One of the things that I love about it is, I’ve got three kids, I’m really busy, sometimes I can’t listen to a full hour of a podcast, but I really want an experience for twelve minutes. And one of the things that I loved that we did was chapter out the podcast so that there are generally four chapters per episode. They’re broken out, and we label how long they are. So if you only have ten minutes, you can listen to only that one chapter.
SB: It’s like a book.
AZ: And it’s searchable, which is great.
SB: And if you have even less time, you can just look at the pretty pictures. Not that we’re really wanting people to do that, but that’s another way to experience it.
AZ: Yeah, we were wondering, if podcasts are having such a moment right now, what can we do, both in the content of the podcast and the form that we deliver it, that adds something, that elevates it a bit?
SB: And editorializes it. It creates a magazine-like experience—but for audio. And we will, of course, be on Google, Apple, Stitcher, and Spotify. So you’ll be able to access it on the places where you already listen to podcasts.
AZ: But it would be great if you just went to the timesensitive.fm website.
AZ: Because that really is the experience that we’ve worked hardest on.
SB: This idea of launching a media company with a podcast as our first platform really came out of this notion of podcasts being inherently full of friction. The internet is just this frictionless environment where it’s easy to maneuver from one place to the next. But, with a podcast, you really can’t do that. There are no algorithms that are going to search through the podcast and show you a more efficient way to consume it. And we thought a lot about that: How do you create content that’s deeply engaging and encourages people to slow down to listen to it? But it’s also something that we, in our busy lives, can consume enjoyably quickly. This idea that we’re pushing, of “short-form content with a long view,” is about looking at the world from a greater vantage point, and doing so in a relatively condensed period of time.
AZ: I also think, just to add to that—and then we should just let these people listen to the episodes, because we’re the least interesting part of it in a way. But the idea that we’re experiencing this huge tech backlash right now—where it’s “Get off screens! This makes you anxious, depressed …”—while there are all these issues around screens, we think that, in fact, screens are great and technology is great, and we love where we’re going. We just think that we want more out of it.

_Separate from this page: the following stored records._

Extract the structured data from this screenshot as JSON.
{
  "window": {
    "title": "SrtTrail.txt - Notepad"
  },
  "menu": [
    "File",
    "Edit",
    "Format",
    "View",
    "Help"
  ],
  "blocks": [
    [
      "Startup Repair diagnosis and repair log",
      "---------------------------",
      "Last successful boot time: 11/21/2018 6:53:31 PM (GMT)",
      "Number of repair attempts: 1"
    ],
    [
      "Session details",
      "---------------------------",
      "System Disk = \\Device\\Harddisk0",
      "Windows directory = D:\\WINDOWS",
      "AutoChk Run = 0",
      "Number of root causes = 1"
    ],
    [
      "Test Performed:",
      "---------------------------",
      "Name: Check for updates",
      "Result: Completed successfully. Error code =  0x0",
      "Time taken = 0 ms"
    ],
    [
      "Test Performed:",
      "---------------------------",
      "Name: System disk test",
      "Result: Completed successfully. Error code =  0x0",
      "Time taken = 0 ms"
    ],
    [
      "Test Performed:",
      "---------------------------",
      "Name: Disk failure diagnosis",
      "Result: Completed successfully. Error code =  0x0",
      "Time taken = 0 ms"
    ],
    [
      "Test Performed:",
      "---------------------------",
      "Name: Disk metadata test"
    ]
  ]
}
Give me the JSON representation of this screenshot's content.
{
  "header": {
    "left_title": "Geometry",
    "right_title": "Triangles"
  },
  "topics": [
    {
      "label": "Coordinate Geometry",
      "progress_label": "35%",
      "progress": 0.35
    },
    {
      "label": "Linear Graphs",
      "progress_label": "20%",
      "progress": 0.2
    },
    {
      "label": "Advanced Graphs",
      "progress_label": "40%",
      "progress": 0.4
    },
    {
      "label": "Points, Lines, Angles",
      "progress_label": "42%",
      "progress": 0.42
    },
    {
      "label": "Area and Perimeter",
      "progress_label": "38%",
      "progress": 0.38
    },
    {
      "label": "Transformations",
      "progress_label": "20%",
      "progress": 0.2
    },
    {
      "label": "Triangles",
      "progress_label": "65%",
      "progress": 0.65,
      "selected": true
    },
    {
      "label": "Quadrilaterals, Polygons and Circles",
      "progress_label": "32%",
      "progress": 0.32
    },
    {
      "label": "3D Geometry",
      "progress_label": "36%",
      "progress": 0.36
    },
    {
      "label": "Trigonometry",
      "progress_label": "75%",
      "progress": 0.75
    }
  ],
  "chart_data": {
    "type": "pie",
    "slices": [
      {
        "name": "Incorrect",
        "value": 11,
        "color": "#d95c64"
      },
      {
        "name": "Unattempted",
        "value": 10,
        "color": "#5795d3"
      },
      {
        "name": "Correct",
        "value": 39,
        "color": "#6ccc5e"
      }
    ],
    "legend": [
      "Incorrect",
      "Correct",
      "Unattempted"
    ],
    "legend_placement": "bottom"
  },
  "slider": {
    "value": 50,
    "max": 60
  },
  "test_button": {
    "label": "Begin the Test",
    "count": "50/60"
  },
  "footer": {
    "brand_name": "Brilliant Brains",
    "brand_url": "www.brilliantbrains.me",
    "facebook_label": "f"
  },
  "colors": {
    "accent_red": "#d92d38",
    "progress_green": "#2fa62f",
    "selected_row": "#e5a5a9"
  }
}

We want more from it, and because of that, well, we can’t sit around for someone else to do it. We figured, Why don’t we try to do it ourselves? Why don’t we create the content that we want to hear? As two curious, creative people, we’re constantly looking for things to consume. We figured, Why don’t we create the kind of things we would want to consume? That, in a lot of ways, is why we started this.
SB: Yeah, and hopefully, like at a good restaurant, when you go and have a meal there, and you like it so much you want to go back—that’s what’s going to happen here.
This interview was recorded in The Slowdown’s New York City studio on April 16, 2019. The transcript has been edited and slightly condensed for clarity.